Exercise details: Only a number is expected here: the count of lines in the data that contain "mødetid".

Exercise material:
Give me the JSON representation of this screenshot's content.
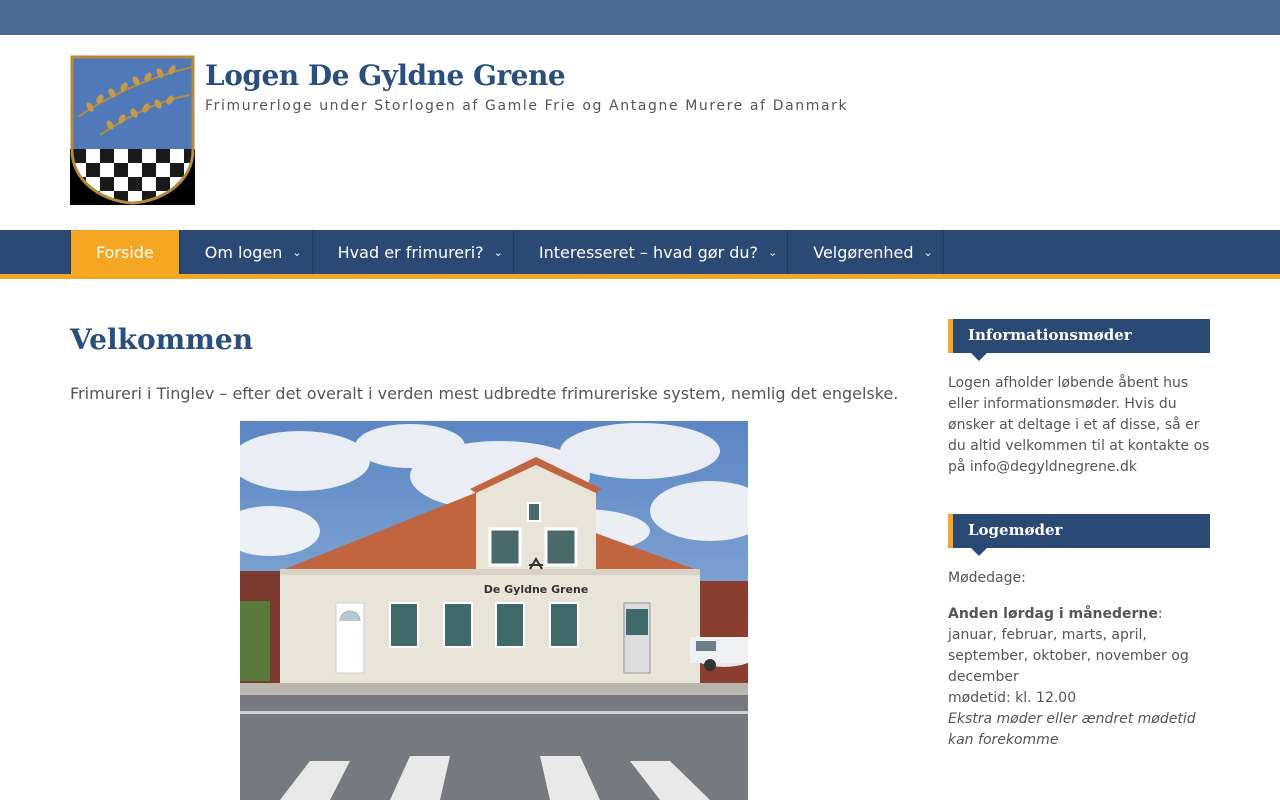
{
  "header": {
    "site_title": "Logen De Gyldne Grene",
    "tagline": "Frimurerloge under Storlogen af Gamle Frie og Antagne Murere af Danmark",
    "logo_icon": "coat-of-arms-branch-checkered-logo"
  },
  "nav": {
    "items": [
      {
        "label": "Forside",
        "active": true,
        "has_dropdown": false
      },
      {
        "label": "Om logen",
        "active": false,
        "has_dropdown": true
      },
      {
        "label": "Hvad er frimureri?",
        "active": false,
        "has_dropdown": true
      },
      {
        "label": "Interesseret – hvad gør du?",
        "active": false,
        "has_dropdown": true
      },
      {
        "label": "Velgørenhed",
        "active": false,
        "has_dropdown": true
      }
    ],
    "dropdown_icon": "chevron-down-icon"
  },
  "main": {
    "title": "Velkommen",
    "intro": "Frimureri i Tinglev – efter det overalt i verden mest udbredte frimureriske system, nemlig det engelske.",
    "photo_sign": "De Gyldne Grene"
  },
  "sidebar": {
    "info_widget": {
      "title": "Informationsmøder",
      "text": "Logen afholder løbende åbent hus eller informationsmøder. Hvis du ønsker at deltage i et af disse, så er du altid velkommen til at kontakte os på info@degyldnegrene.dk"
    },
    "meetings_widget": {
      "title": "Logemøder",
      "days_label": "Mødedage:",
      "bold_label": "Anden lørdag i månederne",
      "colon": ":",
      "months": "januar, februar, marts, april, september, oktober,  november og december",
      "time": "mødetid: kl. 12.00",
      "note": "Ekstra møder eller ændret mødetid kan forekomme"
    }
  },
  "colors": {
    "top_strip": "#4a6a93",
    "nav_bg": "#2a4a75",
    "accent": "#f5a623",
    "title": "#2a4f7c"
  }
}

Solution to this task: 2